Landspout tornado in Chicago
© Melanie Harnacke
A landspout tornado spotted about four miles north of Midway International Airport on Aug. 9, 2016.
A tornado touched down in Chicago on Tuesday, but apparently it produced no damage and wasn't even accompanied by a thunderstorm.

The bizarre, dusty funnel, known as a landspout, was visible from Chicago's Midway Airport just before 4 Thursday afternoon for about 10 minutes and was photographed by several commuters in Chicagoland.

According to the National Weather Service, the landspout touched down in about a two-block area on the city's near southwest side, south of Ogden Avenue. No damage was reported.


It could be seen from the top of Chicago's tallest skyscraper, the Willis Tower.


This was the first tornado of any kind in the city limits of Chicago since an F0 tornado downed trees and limbs on the Loyola University campus on Sept. 22, 2006, according to the National Weather Service.

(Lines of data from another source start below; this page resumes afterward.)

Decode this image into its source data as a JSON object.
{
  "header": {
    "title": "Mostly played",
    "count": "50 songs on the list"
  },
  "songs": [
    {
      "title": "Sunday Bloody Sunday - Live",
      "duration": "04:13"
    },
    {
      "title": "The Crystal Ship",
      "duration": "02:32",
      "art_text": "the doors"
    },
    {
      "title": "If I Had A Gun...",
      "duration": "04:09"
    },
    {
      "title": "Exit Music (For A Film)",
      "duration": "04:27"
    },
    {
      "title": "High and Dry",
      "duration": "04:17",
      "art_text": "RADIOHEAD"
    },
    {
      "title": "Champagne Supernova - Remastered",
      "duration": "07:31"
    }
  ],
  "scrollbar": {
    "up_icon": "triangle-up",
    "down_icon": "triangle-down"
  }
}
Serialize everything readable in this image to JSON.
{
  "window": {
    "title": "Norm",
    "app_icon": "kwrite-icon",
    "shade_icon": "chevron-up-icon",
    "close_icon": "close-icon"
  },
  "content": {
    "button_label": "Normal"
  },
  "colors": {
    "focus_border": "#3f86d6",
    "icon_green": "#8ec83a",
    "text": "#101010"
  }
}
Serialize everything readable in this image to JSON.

From 1954-April 2016, there have been 54 tornadoes in Cook County, according to NOAA's Storm Events Database.

While a landspout is technically a tornado, it differs from what you may consider a tornado.

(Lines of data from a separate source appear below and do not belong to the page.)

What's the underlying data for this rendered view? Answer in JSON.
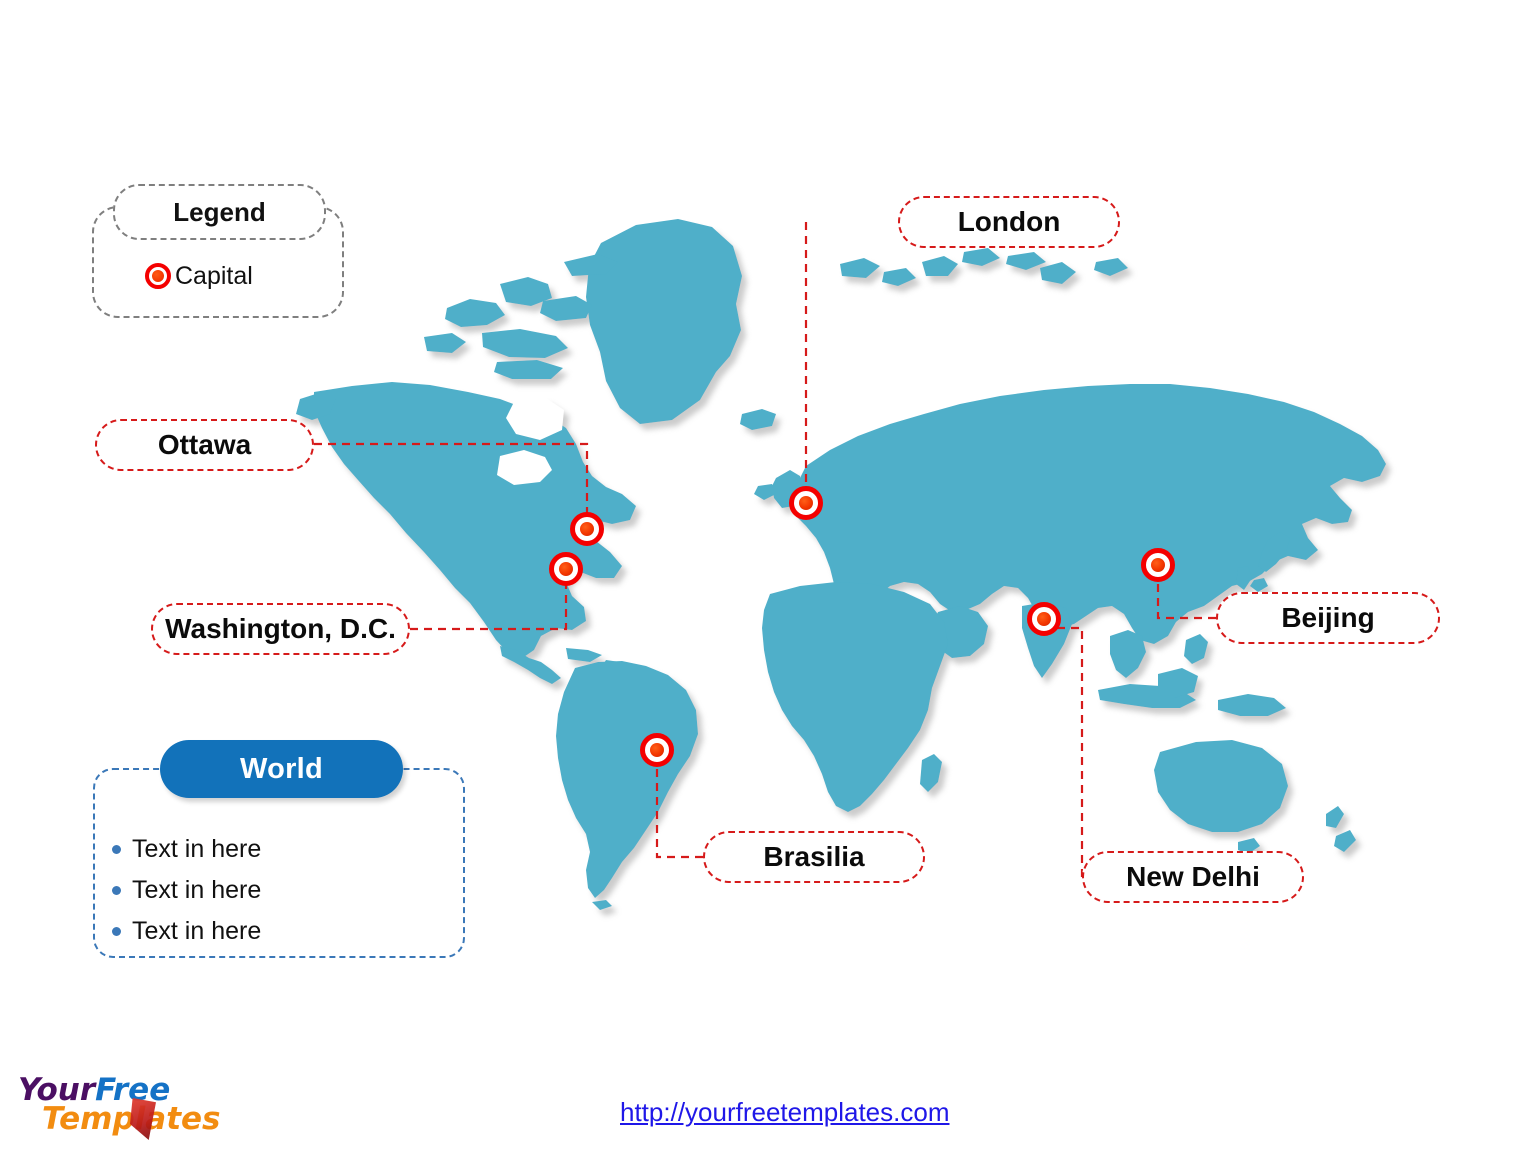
{
  "legend": {
    "title": "Legend",
    "items": [
      {
        "icon": "capital-marker-icon",
        "label": "Capital"
      }
    ]
  },
  "info_panel": {
    "title": "World",
    "bullets": [
      {
        "text": "Text in here"
      },
      {
        "text": "Text in here"
      },
      {
        "text": "Text in here"
      }
    ]
  },
  "map": {
    "land_color": "#4fafc9",
    "shadow_color": "#d9d9d9",
    "background_color": "#ffffff",
    "marker_ring_color": "#f40000",
    "marker_fill_color": "#f33600",
    "connector_color": "#d61a1a",
    "callout_border_color": "#d61a1a",
    "callouts": [
      {
        "name": "London",
        "label": "London"
      },
      {
        "name": "Ottawa",
        "label": "Ottawa"
      },
      {
        "name": "Washington, D.C.",
        "label": "Washington, D.C."
      },
      {
        "name": "Beijing",
        "label": "Beijing"
      },
      {
        "name": "Brasilia",
        "label": "Brasilia"
      },
      {
        "name": "New Delhi",
        "label": "New Delhi"
      }
    ]
  },
  "footer": {
    "logo": {
      "part1": "Your",
      "part2": "Free",
      "part3": "Templates"
    },
    "url": "http://yourfreetemplates.com"
  }
}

Landspouts don't need a parent thunderstorm with a rotating updraft. They form when a developing towering cumulus cloud occurs over any near-surface boundary of converging winds.

In Chicago's case, it was the lake-breeze boundary separating air cooled by Lake Michigan with easterly winds from hotter air over inland locations with winds blowing from the west or southwest.

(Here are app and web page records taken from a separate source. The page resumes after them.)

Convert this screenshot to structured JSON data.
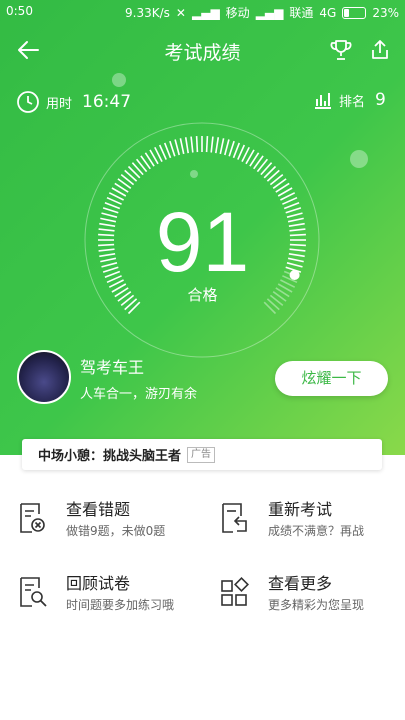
{
  "status_bar": {
    "time": "0:50",
    "speed": "9.33K/s",
    "carrier": "移动",
    "carrier2": "联通",
    "network": "4G",
    "battery": "23%"
  },
  "header": {
    "title": "考试成绩"
  },
  "stats": {
    "time_label": "用时",
    "time_value": "16:47",
    "rank_label": "排名",
    "rank_value": "9"
  },
  "result": {
    "score": "91",
    "verdict": "合格",
    "gauge_fraction": 0.91
  },
  "user": {
    "name": "驾考车王",
    "slogan": "人车合一，游刃有余",
    "share_button": "炫耀一下"
  },
  "ad": {
    "text": "中场小憩：挑战头脑王者",
    "tag": "广告"
  },
  "actions": [
    {
      "title": "查看错题",
      "subtitle": "做错9题，未做0题",
      "icon": "wrong-questions-icon"
    },
    {
      "title": "重新考试",
      "subtitle": "成绩不满意？再战",
      "icon": "retake-exam-icon"
    },
    {
      "title": "回顾试卷",
      "subtitle": "时间题要多加练习哦",
      "icon": "review-paper-icon"
    },
    {
      "title": "查看更多",
      "subtitle": "更多精彩为您呈现",
      "icon": "more-apps-icon"
    }
  ],
  "colors": {
    "primary": "#3cb846",
    "hero_end": "#8ad94a"
  }
}
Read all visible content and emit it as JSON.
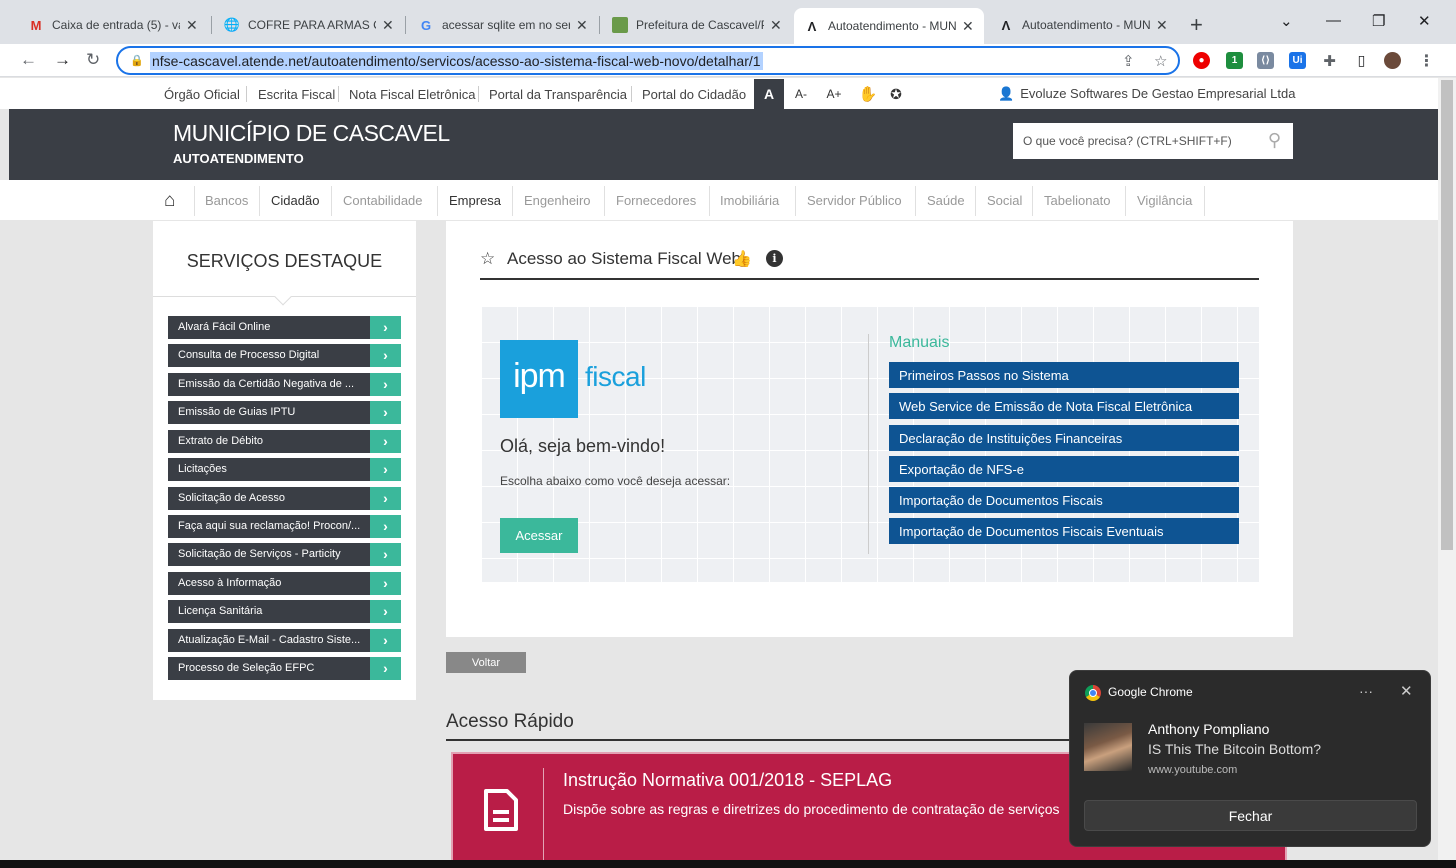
{
  "browser": {
    "tabs": [
      {
        "title": "Caixa de entrada (5) - va",
        "icon": "gmail-icon",
        "active": false
      },
      {
        "title": "COFRE PARA ARMAS CU",
        "icon": "globe-icon",
        "active": false
      },
      {
        "title": "acessar sqlite em no serv",
        "icon": "google-icon",
        "active": false
      },
      {
        "title": "Prefeitura de Cascavel/P",
        "icon": "prefeitura-icon",
        "active": false
      },
      {
        "title": "Autoatendimento - MUN",
        "icon": "atende-icon",
        "active": true
      },
      {
        "title": "Autoatendimento - MUN",
        "icon": "atende-icon",
        "active": false
      }
    ],
    "url": "nfse-cascavel.atende.net/autoatendimento/servicos/acesso-ao-sistema-fiscal-web-novo/detalhar/1"
  },
  "toplinks": {
    "items": [
      "Órgão Oficial",
      "Escrita Fiscal",
      "Nota Fiscal Eletrônica",
      "Portal da Transparência",
      "Portal do Cidadão"
    ],
    "font_normal": "A",
    "font_smaller": "A-",
    "font_larger": "A+",
    "company": "Evoluze Softwares De Gestao Empresarial Ltda"
  },
  "header": {
    "title": "MUNICÍPIO DE CASCAVEL",
    "subtitle": "AUTOATENDIMENTO",
    "search_placeholder": "O que você precisa? (CTRL+SHIFT+F)"
  },
  "categories": [
    "Bancos",
    "Cidadão",
    "Contabilidade",
    "Empresa",
    "Engenheiro",
    "Fornecedores",
    "Imobiliária",
    "Servidor Público",
    "Saúde",
    "Social",
    "Tabelionato",
    "Vigilância"
  ],
  "sidebar": {
    "title": "SERVIÇOS DESTAQUE",
    "items": [
      "Alvará Fácil Online",
      "Consulta de Processo Digital",
      "Emissão da Certidão Negativa de ...",
      "Emissão de Guias IPTU",
      "Extrato de Débito",
      "Licitações",
      "Solicitação de Acesso",
      "Faça aqui sua reclamação! Procon/...",
      "Solicitação de Serviços - Particity",
      "Acesso à Informação",
      "Licença Sanitária",
      "Atualização E-Mail - Cadastro Siste...",
      "Processo de Seleção EFPC"
    ]
  },
  "main": {
    "title": "Acesso ao Sistema Fiscal Web",
    "logo_mark": "ipm",
    "logo_word": "fiscal",
    "welcome": "Olá, seja bem-vindo!",
    "choose": "Escolha abaixo como você deseja acessar:",
    "access_button": "Acessar",
    "manuals_title": "Manuais",
    "manuals": [
      "Primeiros Passos no Sistema",
      "Web Service de Emissão de Nota Fiscal Eletrônica",
      "Declaração de Instituições Financeiras",
      "Exportação de NFS-e",
      "Importação de Documentos Fiscais",
      "Importação de Documentos Fiscais Eventuais"
    ],
    "back_button": "Voltar"
  },
  "quick_access": {
    "title": "Acesso Rápido",
    "banner_title": "Instrução Normativa 001/2018 - SEPLAG",
    "banner_desc": "Dispõe sobre as regras e diretrizes do procedimento de contratação de serviços"
  },
  "notification": {
    "app": "Google Chrome",
    "sender": "Anthony Pompliano",
    "message": "IS This The Bitcoin Bottom?",
    "source": "www.youtube.com",
    "close_button": "Fechar"
  },
  "colors": {
    "header_bg": "#3a3e45",
    "accent_green": "#3bb89b",
    "manual_blue": "#0e5493",
    "banner_red": "#b91d47",
    "ipm_blue": "#1aa0dc"
  }
}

The boundary, therefore, features very slowly rotating air. Once the growing cumulus cloud's upward motion passes over the boundary, that slowly rotating air becomes stretched vertically and accelerates into what became the landspout.

They are essentially waterspouts over land.

Most landspouts are fairly weak and short-lived. On occasion, they can do minor damage. They are most common in the High Plains, Colorado in particular.

One recent, photogenic landspout damaged a farm near Peetz, Colorado, in late May.